WASHINGTON—Los Angeles Mayor Antonio Villaraigosa, who increased his national profile in September when he chaired the Democratic National Convention, is turning his sights to Washington, D.C.
Nearing the end of his final term as mayor of the largest city in the West, Villaraigosa, days before his 60th birthday, is openly talking about a next move—though he won't say what the move will be.
"With each passing week I take another step toward the transition from 'Who's Who' to 'Who's He?'" Villaraigosa joked during a luncheon at the National Press Club on Monday, where he spoke about immigration reform. "The sun may be setting on my administration, but I'm not riding off into the sunset just yet."
As a charismatic mayor with a growing national presence—and an impressive resume that includes leading the United States Conference of Mayors and working as an adviser and surrogate for President Barack Obama—Villaraigosa has a range of options ahead of him. He has openly expressed interest in becoming the next governor of California and is rumored to be a contender to join Obama's Cabinet.
When pressed about his future, however, the traditionally eloquent veteran politician melts into a nervous, stuttering mess.
"I expect to be in Washington quite frequently over the next few months," he said during the luncheon when asked if he would accept a job in the Obama administration. "I can't tell you. I don't care to comment on any future job. I'm focused on the job I got, and I want to finish as strong as I can on the challenges that we face."
Then, without any prompting, Villaraigosa changed the subject by rattling off a stream of random facts about Los Angeles, such as, "Did you know my city's safer than any time since 1952?"
Of course, he wasn't there to discuss his own personal plans. Rather, the mayor was there to talk about immigration reform, calling for an immediate overhaul of the nation's laws and a path to citizenship for millions who have entered the country illegally.
"No human being is illegal. No human being should be illegal. We must enshrine this principle in the heart and soul of this country's immigration policy," he said. "That is our moral imperative.
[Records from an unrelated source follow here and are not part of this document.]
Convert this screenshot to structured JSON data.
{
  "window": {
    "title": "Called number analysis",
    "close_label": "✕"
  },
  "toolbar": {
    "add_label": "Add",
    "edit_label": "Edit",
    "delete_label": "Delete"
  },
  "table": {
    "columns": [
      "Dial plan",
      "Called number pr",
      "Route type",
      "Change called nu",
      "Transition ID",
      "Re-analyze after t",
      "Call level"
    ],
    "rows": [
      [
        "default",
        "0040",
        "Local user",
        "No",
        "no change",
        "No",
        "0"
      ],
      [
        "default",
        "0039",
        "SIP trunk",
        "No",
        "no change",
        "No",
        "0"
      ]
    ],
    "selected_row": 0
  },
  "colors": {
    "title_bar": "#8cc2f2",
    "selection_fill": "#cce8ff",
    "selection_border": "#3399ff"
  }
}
That is our political challenge. And 2013 is our time."
Villaraigosa called for a bill that requires the undocumented to pay back taxes, pass a background check and prove sufficiency in English before receiving citizenship. He wants employers to use an identification system to undercut the under-the-table hiring system used throughout the country today. He said immigration enforcement agents should focus on violent criminals and give those who have not been through the criminal justice system an opportunity to become citizens.
On the topic of working with Republicans to achieve this goal, Villaraigosa pointed to polls after the November election that showed Latinos voting in record numbers for Democrats, a fact he said could move the other party toward a deal on immigration.
"I gotta think that has something to do with all the scapegoating, with the name calling, with the vitriolic nature of the immigration debate, particularly in the Republican primaries," he said. He later added: "What we saw is a seminal shift in the electorate, and if the Republicans don't go to the center, they continue to be dominated by the far right. You're going to see them lose more and more market share."
Granted, Republicans aren't sitting on their hands when it comes to immigration reform. Florida Republican Sen. Marco Rubio is working on a proposal to "modernize" the immigration system that could serve as a starting point for talks between the parties. And a handful of Republicans are currently participating in bipartisan talks for a bill that Obama wants to see passed by the summer.
Whether Villaraigosa plays a role in shaping that future when he steps down as mayor in six months still remains to be seen. But from the looks of things, he sure seems to want it.